conversation to gutter politics. I do not believe this prison is conducive to
state tax coffers for two reasons: 1.) Income taxes from new businesses are
minimal due to the problem of the state giving 20 year tax holidays (incentives)
for new/relocating business. 2.) Gains made in personal income tax collections
from new employees or population growth are negated by the increased number of
children these workers bring with them and needing of an education and the
funding that goes with it. Now, if a bunch of single people moved into the
area and were paying the full amount of income taxes on their new "high"
salaries, there might be a net benefit to the state. Besides the developers,
the only winners in this prison fiasco, is Draper City and Salt Lake County who
stands to gain from property tax infusions (unless they give it away in the form
of tax incentives.)
Nothing more than class warfare here. Steal from taxpayers and redistribute the
wealth to a few private real estate experts and their bought off friends in our
state legislature.Will anyone stand up for the middle-class anymore?
It's a request for proposal. Not a bid. There's a big difference.
The prison is old and in need of renovation and improvements. The real estate
where the prison sits is highly valuable. The prison will be updated and the
state will recover the tax revenue by opening up high dollar real estate for
development and future higher paying jobs. If a DEM proposed this you leftists
would be over the moon, but if it comes from the GOP you will cry alligator
tears. This is an excellent common sense move for the state of Utah. No, I do
not work in real estate.
Not to mention that dozens, if not hundreds, of prisoners have court appearances
daily. The increase in transportation and security costs will be huge.
In my church we are admonished to visit those in prison. This move seems more
like letting developers profit from moving them to where their families
can't visit them.
Wow! Another scheme to take money from taxpayers and give it to private
Stuff I have a question for you. There are over a thousand employees who work at
the prison. They are now faced with the decision to either move across state or
lose your job. What would you say to all of them? And how about volunteers.
If we bond for 1/2 Billion to move the prison, we don't have the bonding
avail. for roads, buildings, or water. The land around the existing
prison will drop or freeze in price. You add that much more land available to
develop and the existing won't be worth as much. The only city that wins is
Draper. Herriman might win eventually if there is a road through Butterfield
Canyon.The thousands of volunteers will not be as close and it would
also hurt the visitors coming. Both are used to help prisoners not to come back.
Even if we could save a few bucks, at what cost?
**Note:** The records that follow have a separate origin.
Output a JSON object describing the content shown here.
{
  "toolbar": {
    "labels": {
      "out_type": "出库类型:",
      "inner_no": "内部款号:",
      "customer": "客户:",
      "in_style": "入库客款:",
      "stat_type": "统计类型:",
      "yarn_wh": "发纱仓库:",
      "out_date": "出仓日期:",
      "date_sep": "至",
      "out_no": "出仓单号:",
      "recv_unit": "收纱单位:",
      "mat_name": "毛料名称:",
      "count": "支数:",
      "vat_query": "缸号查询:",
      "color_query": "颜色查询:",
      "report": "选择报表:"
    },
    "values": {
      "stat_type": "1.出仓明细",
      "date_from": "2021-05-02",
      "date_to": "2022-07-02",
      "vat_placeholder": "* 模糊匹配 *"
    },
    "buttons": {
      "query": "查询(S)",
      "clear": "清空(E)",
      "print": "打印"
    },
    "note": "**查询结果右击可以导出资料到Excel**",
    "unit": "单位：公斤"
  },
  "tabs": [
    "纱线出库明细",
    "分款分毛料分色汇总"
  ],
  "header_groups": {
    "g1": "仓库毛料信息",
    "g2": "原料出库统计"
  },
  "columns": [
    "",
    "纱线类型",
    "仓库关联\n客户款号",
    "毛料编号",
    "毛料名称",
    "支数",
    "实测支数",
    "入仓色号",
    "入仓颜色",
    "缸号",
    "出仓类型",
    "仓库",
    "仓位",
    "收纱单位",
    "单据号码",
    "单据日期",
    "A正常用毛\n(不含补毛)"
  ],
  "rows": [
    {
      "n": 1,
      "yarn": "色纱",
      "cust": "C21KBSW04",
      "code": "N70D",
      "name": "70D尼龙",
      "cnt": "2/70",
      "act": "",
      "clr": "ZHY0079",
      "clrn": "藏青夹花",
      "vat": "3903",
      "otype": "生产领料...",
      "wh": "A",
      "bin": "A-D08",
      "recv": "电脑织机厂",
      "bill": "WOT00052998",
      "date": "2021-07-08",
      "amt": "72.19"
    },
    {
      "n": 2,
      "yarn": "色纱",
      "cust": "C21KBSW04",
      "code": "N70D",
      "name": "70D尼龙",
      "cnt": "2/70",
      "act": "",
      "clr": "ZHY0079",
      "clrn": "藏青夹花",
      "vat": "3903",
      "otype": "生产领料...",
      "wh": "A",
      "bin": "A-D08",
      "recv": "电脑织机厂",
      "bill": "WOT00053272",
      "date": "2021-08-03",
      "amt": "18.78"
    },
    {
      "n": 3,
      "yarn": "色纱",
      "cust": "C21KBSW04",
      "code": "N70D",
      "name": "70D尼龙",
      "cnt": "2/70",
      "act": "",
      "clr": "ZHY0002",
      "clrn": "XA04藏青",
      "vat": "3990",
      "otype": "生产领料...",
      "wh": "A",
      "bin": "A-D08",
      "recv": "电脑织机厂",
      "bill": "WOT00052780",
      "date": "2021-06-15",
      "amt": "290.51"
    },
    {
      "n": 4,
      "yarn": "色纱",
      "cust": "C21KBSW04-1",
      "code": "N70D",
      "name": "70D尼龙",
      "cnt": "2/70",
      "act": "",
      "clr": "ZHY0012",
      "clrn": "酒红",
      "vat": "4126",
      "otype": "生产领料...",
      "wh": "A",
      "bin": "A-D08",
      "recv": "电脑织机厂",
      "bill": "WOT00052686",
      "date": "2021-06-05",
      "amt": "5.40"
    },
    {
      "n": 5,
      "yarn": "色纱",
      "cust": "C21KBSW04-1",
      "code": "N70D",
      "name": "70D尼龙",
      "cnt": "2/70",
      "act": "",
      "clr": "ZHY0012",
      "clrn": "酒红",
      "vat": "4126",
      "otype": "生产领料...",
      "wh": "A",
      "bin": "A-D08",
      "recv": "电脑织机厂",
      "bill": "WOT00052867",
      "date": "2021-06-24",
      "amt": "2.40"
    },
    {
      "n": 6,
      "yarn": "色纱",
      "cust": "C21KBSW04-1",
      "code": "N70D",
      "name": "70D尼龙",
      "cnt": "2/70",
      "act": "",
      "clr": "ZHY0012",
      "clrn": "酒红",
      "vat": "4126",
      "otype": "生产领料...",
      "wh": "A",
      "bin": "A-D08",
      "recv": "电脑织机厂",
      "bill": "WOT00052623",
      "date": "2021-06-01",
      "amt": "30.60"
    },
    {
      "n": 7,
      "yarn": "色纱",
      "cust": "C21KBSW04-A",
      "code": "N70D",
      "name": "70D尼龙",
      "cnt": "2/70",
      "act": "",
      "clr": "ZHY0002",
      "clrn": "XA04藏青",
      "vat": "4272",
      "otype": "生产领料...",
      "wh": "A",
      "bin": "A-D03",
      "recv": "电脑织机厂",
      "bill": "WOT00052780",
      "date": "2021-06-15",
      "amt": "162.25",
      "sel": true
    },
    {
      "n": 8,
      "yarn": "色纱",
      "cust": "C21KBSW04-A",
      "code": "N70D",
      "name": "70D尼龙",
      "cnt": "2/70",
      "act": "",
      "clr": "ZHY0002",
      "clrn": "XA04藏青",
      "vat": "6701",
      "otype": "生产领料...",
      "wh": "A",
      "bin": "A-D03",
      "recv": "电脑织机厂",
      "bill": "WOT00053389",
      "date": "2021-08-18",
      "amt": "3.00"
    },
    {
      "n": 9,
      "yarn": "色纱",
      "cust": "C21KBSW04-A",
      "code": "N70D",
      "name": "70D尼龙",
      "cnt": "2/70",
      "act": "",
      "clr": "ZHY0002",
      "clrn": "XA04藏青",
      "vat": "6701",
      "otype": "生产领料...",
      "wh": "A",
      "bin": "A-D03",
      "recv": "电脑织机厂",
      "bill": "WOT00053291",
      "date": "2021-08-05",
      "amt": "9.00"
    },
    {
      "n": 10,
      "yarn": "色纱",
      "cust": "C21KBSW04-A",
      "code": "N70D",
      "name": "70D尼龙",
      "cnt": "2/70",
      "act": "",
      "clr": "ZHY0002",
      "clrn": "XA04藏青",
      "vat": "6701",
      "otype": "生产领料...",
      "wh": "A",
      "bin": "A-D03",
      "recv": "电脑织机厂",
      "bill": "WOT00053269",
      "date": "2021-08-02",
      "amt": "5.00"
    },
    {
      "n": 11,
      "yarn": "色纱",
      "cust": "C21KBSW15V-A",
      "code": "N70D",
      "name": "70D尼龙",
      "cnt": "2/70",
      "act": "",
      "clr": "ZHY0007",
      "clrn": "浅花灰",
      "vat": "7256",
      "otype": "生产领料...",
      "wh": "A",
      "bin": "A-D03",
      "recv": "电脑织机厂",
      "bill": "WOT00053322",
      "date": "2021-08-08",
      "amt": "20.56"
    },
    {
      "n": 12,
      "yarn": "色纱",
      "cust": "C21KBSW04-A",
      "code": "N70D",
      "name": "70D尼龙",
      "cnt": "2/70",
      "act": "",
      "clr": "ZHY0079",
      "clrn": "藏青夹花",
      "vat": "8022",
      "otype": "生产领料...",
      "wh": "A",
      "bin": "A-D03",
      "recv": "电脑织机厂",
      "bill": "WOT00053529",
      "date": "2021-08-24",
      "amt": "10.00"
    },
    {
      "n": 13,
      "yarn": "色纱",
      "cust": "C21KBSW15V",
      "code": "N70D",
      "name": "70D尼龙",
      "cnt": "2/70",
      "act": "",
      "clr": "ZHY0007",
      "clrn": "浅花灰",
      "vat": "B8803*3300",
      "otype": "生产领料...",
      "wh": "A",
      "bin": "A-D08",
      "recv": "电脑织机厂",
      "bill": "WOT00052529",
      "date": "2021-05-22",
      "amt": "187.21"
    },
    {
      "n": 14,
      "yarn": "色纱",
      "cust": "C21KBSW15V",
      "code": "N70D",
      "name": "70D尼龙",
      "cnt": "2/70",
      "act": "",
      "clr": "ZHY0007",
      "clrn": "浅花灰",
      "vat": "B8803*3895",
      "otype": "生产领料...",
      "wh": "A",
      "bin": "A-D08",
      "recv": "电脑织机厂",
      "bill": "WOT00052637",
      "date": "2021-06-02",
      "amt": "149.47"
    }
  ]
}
If you leave those two out, you
will need more buildings than we need now.There isn't the
higher education or hospitals where they have discussed moving it. The prison
already can't get enough guards because they don't want to commute
that far in the future.I wonder about the $500M to $600M to build a
new facility, move, and demo the old one. Perhaps, but in this case it is the
staff and the people that cost more.
Utah can't adequately fund public education, but it has enough tax payer
money tear down a prison, major parts of which are only a few decades old, and
build a new prison out the boonies, at great cost to the Utah taxpayer. I
guess since there is money to be made it is okay with members of the Utah
Legislature. That R by their name pretty much gives them a free pass to do what
they want; fiscal conservatives my foot, not when there is taxpayer money to be
made. All power corrupts., absolute power corrupts absolutely; I give you
exhibit A. If the people of Utah stand for this boondoggle I say shame on them.
I support moving the prison from its current location to a more remote location.
An all-at-once move would be preferred. But, if we can't do it all at once,
then do it piecemeal. Start building a small section of the new prison somewhere
else, move inmates to it and decommission the portion of the current prison they
vacated. Then, continue adding-on to the new prison, migrating inmates as new
space is available at the new site. Still, better to just do it while costs are
lower - or, now.